> **Instructions for the task**
Every line of the listing is to be returned exactly as given.
• • •
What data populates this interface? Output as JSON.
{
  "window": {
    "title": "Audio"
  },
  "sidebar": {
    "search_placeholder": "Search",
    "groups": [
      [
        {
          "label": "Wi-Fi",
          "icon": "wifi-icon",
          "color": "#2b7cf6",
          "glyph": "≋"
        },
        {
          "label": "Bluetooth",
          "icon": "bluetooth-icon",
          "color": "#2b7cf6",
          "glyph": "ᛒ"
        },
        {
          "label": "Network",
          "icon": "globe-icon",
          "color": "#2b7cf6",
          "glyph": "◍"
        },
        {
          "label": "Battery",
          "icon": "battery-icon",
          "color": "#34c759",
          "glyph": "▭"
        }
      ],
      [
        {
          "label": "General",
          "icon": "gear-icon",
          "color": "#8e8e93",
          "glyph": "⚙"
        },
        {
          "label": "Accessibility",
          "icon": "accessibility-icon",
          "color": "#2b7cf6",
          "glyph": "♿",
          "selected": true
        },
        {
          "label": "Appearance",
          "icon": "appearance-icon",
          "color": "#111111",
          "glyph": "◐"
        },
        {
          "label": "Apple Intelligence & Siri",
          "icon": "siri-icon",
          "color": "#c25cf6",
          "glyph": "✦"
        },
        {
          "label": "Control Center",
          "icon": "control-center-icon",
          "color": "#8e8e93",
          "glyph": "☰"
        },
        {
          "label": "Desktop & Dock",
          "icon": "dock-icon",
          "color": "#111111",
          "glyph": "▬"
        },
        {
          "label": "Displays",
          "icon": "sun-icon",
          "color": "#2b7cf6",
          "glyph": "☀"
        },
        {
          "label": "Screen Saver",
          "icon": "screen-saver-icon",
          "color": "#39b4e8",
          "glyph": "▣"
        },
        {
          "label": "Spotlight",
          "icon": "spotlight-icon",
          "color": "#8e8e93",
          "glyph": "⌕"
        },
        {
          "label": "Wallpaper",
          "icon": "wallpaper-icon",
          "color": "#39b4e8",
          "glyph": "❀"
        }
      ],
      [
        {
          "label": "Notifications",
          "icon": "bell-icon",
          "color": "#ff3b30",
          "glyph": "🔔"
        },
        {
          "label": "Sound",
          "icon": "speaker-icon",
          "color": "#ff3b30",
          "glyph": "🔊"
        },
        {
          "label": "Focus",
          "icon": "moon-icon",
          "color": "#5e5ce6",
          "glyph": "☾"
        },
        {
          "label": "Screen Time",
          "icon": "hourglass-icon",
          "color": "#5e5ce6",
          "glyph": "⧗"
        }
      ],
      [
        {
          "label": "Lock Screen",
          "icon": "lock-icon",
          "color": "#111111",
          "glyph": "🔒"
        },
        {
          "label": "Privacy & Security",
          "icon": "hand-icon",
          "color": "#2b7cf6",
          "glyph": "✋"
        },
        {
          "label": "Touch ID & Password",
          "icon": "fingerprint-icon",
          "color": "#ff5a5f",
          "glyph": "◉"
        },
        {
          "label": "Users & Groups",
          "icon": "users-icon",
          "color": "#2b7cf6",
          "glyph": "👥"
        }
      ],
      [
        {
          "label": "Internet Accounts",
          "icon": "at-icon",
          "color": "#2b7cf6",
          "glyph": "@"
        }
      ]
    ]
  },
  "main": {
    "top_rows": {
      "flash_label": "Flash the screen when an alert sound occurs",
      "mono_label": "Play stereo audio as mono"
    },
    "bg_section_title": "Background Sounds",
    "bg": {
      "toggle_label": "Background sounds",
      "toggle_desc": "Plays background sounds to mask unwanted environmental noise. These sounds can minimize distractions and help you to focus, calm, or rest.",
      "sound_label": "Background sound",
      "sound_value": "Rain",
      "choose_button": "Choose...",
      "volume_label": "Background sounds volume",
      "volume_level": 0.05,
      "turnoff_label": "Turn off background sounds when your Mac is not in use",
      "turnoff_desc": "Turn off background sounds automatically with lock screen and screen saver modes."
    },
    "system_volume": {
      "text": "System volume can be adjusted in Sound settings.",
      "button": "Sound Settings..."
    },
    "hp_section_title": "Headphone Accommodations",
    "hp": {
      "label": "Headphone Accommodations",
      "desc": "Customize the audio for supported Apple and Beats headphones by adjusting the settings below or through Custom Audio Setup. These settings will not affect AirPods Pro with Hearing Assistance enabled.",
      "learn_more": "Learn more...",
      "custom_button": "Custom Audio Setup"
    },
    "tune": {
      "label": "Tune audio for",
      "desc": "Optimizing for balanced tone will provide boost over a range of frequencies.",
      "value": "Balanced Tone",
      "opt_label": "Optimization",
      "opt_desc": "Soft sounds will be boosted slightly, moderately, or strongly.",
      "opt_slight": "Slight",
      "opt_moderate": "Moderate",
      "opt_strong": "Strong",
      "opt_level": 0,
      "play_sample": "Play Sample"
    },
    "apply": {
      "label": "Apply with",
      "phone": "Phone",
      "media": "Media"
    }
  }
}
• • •
> **Answer for the task**
What data populates this interface? Output as JSON.
{
  "window": {
    "title": "Audio"
  },
  "sidebar": {
    "search_placeholder": "Search",
    "groups": [
      [
        {
          "label": "Wi-Fi",
          "icon": "wifi-icon",
          "color": "#2b7cf6",
          "glyph": "≋"
        },
        {
          "label": "Bluetooth",
          "icon": "bluetooth-icon",
          "color": "#2b7cf6",
          "glyph": "ᛒ"
        },
        {
          "label": "Network",
          "icon": "globe-icon",
          "color": "#2b7cf6",
          "glyph": "◍"
        },
        {
          "label": "Battery",
          "icon": "battery-icon",
          "color": "#34c759",
          "glyph": "▭"
        }
      ],
      [
        {
          "label": "General",
          "icon": "gear-icon",
          "color": "#8e8e93",
          "glyph": "⚙"
        },
        {
          "label": "Accessibility",
          "icon": "accessibility-icon",
          "color": "#2b7cf6",
          "glyph": "♿",
          "selected": true
        },
        {
          "label": "Appearance",
          "icon": "appearance-icon",
          "color": "#111111",
          "glyph": "◐"
        },
        {
          "label": "Apple Intelligence & Siri",
          "icon": "siri-icon",
          "color": "#c25cf6",
          "glyph": "✦"
        },
        {
          "label": "Control Center",
          "icon": "control-center-icon",
          "color": "#8e8e93",
          "glyph": "☰"
        },
        {
          "label": "Desktop & Dock",
          "icon": "dock-icon",
          "color": "#111111",
          "glyph": "▬"
        },
        {
          "label": "Displays",
          "icon": "sun-icon",
          "color": "#2b7cf6",
          "glyph": "☀"
        },
        {
          "label": "Screen Saver",
          "icon": "screen-saver-icon",
          "color": "#39b4e8",
          "glyph": "▣"
        },
        {
          "label": "Spotlight",
          "icon": "spotlight-icon",
          "color": "#8e8e93",
          "glyph": "⌕"
        },
        {
          "label": "Wallpaper",
          "icon": "wallpaper-icon",
          "color": "#39b4e8",
          "glyph": "❀"
        }
      ],
      [
        {
          "label": "Notifications",
          "icon": "bell-icon",
          "color": "#ff3b30",
          "glyph": "🔔"
        },
        {
          "label": "Sound",
          "icon": "speaker-icon",
          "color": "#ff3b30",
          "glyph": "🔊"
        },
        {
          "label": "Focus",
          "icon": "moon-icon",
          "color": "#5e5ce6",
          "glyph": "☾"
        },
        {
          "label": "Screen Time",
          "icon": "hourglass-icon",
          "color": "#5e5ce6",
          "glyph": "⧗"
        }
      ],
      [
        {
          "label": "Lock Screen",
          "icon": "lock-icon",
          "color": "#111111",
          "glyph": "🔒"
        },
        {
          "label": "Privacy & Security",
          "icon": "hand-icon",
          "color": "#2b7cf6",
          "glyph": "✋"
        },
        {
          "label": "Touch ID & Password",
          "icon": "fingerprint-icon",
          "color": "#ff5a5f",
          "glyph": "◉"
        },
        {
          "label": "Users & Groups",
          "icon": "users-icon",
          "color": "#2b7cf6",
          "glyph": "👥"
        }
      ],
      [
        {
          "label": "Internet Accounts",
          "icon": "at-icon",
          "color": "#2b7cf6",
          "glyph": "@"
        }
      ]
    ]
  },
  "main": {
    "top_rows": {
      "flash_label": "Flash the screen when an alert sound occurs",
      "mono_label": "Play stereo audio as mono"
    },
    "bg_section_title": "Background Sounds",
    "bg": {
      "toggle_label": "Background sounds",
      "toggle_desc": "Plays background sounds to mask unwanted environmental noise. These sounds can minimize distractions and help you to focus, calm, or rest.",
      "sound_label": "Background sound",
      "sound_value": "Rain",
      "choose_button": "Choose...",
      "volume_label": "Background sounds volume",
      "volume_level": 0.05,
      "turnoff_label": "Turn off background sounds when your Mac is not in use",
      "turnoff_desc": "Turn off background sounds automatically with lock screen and screen saver modes."
    },
    "system_volume": {
      "text": "System volume can be adjusted in Sound settings.",
      "button": "Sound Settings..."
    },
    "hp_section_title": "Headphone Accommodations",
    "hp": {
      "label": "Headphone Accommodations",
      "desc": "Customize the audio for supported Apple and Beats headphones by adjusting the settings below or through Custom Audio Setup. These settings will not affect AirPods Pro with Hearing Assistance enabled.",
      "learn_more": "Learn more...",
      "custom_button": "Custom Audio Setup"
    },
    "tune": {
      "label": "Tune audio for",
      "desc": "Optimizing for balanced tone will provide boost over a range of frequencies.",
      "value": "Balanced Tone",
      "opt_label": "Optimization",
      "opt_desc": "Soft sounds will be boosted slightly, moderately, or strongly.",
      "opt_slight": "Slight",
      "opt_moderate": "Moderate",
      "opt_strong": "Strong",
      "opt_level": 0,
      "play_sample": "Play Sample"
    },
    "apply": {
      "label": "Apply with",
      "phone": "Phone",
      "media": "Media"
    }
  }
}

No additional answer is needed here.